  • Course Type: Graduate
  • Semester 1: Fall
  • Credits: 3
  • Description:

    To provide a rigorous mathematical framework for two general areas: that of language description and that of computation; to examine the relation between the two and to consider practical applications from Computer Science and Linguistics.  Computability theory and complexity theory are also introduced

    This course counts as category A for M.Sc. degree requirement.
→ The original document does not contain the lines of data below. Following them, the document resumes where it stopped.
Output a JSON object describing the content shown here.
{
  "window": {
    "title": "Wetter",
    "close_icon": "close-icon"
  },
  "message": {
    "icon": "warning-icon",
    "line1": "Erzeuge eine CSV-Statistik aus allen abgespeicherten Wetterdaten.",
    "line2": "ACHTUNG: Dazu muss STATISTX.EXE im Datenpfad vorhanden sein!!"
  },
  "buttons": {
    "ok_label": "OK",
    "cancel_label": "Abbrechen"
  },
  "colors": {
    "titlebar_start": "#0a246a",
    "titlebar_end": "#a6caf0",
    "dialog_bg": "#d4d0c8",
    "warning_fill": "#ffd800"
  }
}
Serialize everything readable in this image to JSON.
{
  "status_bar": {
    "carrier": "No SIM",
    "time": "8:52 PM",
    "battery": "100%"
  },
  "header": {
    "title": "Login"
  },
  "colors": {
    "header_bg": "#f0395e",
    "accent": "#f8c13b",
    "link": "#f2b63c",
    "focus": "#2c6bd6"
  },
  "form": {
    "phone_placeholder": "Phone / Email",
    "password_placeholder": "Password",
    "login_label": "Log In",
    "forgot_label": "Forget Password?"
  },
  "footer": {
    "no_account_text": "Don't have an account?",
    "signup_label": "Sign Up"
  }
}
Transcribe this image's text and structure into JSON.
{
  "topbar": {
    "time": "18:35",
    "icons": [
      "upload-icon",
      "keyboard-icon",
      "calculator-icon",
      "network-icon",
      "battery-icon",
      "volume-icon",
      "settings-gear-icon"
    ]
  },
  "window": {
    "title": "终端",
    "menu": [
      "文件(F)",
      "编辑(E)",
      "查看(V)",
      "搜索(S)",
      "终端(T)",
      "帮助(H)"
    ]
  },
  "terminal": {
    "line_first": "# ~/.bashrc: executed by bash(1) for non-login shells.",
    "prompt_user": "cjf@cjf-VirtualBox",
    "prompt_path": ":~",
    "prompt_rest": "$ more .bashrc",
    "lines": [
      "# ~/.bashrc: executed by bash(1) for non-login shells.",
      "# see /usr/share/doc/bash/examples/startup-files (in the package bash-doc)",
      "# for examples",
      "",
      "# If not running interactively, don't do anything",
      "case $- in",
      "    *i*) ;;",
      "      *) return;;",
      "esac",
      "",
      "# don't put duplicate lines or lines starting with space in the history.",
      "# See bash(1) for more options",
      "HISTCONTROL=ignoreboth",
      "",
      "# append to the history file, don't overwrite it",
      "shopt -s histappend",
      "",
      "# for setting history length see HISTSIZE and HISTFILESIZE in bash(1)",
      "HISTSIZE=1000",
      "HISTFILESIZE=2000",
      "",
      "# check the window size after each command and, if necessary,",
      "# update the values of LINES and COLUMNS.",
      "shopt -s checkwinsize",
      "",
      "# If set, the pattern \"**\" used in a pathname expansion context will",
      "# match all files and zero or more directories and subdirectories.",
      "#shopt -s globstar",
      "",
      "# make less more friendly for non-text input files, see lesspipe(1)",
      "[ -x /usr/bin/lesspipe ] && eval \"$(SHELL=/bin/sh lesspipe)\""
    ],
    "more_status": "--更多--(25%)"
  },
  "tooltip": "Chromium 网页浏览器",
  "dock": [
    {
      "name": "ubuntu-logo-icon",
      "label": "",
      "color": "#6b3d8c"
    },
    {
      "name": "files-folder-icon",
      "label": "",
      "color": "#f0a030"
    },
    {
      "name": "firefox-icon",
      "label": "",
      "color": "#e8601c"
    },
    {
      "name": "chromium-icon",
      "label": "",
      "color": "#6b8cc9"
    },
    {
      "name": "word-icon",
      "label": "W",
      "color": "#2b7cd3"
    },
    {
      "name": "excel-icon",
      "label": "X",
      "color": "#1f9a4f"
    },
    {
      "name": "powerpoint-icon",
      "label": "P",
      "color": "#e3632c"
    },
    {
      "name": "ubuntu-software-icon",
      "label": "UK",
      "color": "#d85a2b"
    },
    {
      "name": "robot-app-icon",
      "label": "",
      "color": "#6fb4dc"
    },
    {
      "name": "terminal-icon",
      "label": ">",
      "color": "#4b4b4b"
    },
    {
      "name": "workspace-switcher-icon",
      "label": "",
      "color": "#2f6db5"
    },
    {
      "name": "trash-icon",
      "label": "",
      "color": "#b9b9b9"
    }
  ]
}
This course does NOT count as category A for Ph.D. students

  • M.S. Course Category: Algorithms & Complexity
  • Category: A (M.S.)
  • Topics:

    Regular languages and automata
           Context-free languages and Pushdown Automata
           Turing Machines and Decidability
           Hierarchies and properties of language families
           Computational Complexity Theory

  • Expected Work: weekly homework
  • Exams: 1 midterm and a final exam
  • Learning Goals:

    Computer Science majors ...

    - will be prepared to contribute to a rapidly changing field by acquiring a thorough grounding in the core principles and foundations of computer science (e.g., techniques of program design, creation, and testing; key aspects of computer hardware; algorithmic principles).

    - will acquire a deeper understanding on (elective) topics of more specialized interest, and be able to critically review, assess, and communicate current developments in the field.

    -  will be prepared for the next step in their careers, for example, by having done a research project (for those headed to graduate school), a programming project (for those going into the software industry), or some sort of business plan (for those going into startups).